**Required action**
Work through the data below and copy out every line where "Fast" is found.

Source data
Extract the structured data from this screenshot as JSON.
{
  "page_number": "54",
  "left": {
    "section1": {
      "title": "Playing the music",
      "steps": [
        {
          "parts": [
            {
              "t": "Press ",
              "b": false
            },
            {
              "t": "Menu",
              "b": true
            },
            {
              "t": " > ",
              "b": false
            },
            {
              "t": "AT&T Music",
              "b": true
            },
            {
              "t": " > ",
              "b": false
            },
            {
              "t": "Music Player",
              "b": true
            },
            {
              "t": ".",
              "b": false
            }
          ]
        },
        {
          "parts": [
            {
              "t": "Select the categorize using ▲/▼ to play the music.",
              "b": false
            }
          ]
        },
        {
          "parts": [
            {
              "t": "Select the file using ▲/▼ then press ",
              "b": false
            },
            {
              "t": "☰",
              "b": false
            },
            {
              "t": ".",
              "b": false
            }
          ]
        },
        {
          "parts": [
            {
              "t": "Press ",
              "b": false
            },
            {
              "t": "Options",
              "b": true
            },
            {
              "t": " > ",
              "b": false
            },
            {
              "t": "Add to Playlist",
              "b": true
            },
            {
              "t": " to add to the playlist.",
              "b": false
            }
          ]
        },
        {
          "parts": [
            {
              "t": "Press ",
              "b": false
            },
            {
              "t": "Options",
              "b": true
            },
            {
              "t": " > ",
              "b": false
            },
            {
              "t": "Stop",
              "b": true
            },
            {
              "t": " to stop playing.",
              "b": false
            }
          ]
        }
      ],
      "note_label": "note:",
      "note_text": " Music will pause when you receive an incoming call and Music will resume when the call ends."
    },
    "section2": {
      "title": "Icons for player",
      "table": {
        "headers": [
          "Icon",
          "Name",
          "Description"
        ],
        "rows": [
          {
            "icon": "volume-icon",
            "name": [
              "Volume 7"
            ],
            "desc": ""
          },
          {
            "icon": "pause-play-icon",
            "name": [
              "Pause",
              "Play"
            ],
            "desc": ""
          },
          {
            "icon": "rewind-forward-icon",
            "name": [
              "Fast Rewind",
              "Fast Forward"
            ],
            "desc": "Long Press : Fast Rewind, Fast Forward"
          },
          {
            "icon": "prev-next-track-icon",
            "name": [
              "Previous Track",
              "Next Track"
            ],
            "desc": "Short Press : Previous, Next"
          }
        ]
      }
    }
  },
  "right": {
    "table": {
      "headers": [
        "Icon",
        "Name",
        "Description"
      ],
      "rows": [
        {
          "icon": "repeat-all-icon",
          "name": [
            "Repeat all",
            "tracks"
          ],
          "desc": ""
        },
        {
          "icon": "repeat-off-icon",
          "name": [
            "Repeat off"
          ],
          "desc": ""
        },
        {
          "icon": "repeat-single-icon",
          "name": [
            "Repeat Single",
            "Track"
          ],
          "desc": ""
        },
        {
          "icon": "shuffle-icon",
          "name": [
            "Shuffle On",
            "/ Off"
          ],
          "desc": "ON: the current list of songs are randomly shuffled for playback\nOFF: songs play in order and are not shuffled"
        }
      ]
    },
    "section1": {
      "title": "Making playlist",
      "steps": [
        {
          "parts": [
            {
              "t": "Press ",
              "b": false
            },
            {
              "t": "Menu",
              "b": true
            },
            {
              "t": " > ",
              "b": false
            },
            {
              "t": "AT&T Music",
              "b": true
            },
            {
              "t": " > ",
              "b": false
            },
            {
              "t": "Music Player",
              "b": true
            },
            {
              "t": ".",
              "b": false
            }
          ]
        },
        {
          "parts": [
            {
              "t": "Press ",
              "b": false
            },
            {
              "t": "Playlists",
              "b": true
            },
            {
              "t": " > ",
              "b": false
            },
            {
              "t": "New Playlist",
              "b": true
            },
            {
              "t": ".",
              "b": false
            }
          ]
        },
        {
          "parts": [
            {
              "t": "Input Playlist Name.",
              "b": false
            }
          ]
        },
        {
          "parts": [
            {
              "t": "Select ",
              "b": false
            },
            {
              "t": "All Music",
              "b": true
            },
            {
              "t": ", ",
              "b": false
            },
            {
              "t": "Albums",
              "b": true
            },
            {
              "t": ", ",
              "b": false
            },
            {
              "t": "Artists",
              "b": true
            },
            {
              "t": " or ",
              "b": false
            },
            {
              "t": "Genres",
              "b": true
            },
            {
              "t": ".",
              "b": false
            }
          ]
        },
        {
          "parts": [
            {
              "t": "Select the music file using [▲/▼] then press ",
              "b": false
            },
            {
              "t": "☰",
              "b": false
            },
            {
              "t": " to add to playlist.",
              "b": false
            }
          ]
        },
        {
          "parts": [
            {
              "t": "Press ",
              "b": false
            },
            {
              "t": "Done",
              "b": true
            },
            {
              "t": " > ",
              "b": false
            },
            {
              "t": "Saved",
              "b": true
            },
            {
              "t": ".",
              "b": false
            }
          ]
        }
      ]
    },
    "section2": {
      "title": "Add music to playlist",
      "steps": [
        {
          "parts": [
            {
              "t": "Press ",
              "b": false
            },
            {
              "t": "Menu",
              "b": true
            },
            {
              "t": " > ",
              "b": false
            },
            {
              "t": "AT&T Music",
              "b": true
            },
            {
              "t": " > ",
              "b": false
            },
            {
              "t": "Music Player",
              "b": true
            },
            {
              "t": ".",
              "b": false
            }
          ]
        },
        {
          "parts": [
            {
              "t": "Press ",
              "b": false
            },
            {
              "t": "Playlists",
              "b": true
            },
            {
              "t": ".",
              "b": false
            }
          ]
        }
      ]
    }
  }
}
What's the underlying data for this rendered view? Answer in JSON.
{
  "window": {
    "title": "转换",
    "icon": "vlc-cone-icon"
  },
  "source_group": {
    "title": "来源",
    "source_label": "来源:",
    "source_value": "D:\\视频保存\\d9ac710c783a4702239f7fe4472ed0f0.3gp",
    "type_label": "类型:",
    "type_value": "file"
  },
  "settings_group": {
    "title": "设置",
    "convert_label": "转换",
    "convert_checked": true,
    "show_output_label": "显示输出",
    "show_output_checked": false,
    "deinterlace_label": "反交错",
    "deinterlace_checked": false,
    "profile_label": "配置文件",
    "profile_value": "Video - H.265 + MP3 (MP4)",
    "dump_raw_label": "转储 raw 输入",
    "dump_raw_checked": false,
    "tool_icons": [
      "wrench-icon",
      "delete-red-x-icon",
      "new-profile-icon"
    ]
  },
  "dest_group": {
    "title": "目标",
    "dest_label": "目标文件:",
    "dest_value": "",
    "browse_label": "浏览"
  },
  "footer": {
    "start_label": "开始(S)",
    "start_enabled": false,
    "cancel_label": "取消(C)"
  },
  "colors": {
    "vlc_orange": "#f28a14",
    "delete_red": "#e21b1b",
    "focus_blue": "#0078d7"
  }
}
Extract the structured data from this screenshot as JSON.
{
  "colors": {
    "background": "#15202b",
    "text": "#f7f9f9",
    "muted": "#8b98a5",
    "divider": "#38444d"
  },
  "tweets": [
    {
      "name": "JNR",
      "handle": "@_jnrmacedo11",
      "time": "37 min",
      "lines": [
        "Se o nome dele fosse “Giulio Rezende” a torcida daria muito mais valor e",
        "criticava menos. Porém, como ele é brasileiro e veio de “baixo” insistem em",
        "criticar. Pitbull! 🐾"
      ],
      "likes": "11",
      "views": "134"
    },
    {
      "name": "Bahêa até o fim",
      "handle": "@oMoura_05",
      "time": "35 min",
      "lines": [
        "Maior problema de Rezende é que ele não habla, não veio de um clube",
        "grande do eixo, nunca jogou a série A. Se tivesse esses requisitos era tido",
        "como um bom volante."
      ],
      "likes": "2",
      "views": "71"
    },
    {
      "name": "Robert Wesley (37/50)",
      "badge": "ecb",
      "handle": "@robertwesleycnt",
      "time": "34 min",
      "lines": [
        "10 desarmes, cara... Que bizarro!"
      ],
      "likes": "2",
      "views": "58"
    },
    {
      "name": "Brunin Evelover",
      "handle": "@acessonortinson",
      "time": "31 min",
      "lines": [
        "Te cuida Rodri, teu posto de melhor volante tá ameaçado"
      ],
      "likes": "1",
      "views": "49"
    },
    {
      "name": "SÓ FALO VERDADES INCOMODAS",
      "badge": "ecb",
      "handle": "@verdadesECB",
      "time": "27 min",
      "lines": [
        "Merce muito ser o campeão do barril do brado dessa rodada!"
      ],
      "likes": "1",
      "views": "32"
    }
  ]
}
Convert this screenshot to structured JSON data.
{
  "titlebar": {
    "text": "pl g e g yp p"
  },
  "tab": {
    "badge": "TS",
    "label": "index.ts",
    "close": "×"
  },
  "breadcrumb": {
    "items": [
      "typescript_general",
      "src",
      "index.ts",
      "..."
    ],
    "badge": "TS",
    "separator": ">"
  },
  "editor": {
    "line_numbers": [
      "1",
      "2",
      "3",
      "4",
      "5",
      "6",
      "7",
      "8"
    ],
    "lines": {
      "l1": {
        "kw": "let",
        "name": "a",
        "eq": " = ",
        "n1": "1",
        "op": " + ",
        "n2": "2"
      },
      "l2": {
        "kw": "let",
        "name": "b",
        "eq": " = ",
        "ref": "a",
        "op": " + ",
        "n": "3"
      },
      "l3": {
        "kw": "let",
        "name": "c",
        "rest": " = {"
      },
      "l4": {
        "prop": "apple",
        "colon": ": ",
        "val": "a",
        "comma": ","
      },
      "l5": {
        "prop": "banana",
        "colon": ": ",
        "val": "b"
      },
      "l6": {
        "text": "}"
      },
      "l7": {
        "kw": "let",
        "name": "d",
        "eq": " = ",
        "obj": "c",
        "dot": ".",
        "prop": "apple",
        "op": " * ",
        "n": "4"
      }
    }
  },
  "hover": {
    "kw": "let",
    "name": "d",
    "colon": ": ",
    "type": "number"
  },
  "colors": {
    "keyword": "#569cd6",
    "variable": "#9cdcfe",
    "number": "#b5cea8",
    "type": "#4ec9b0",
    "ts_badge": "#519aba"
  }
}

**Solution to this problem**
              "Fast Rewind",
              "Fast Forward"
            "desc": "Long Press : Fast Rewind, Fast Forward"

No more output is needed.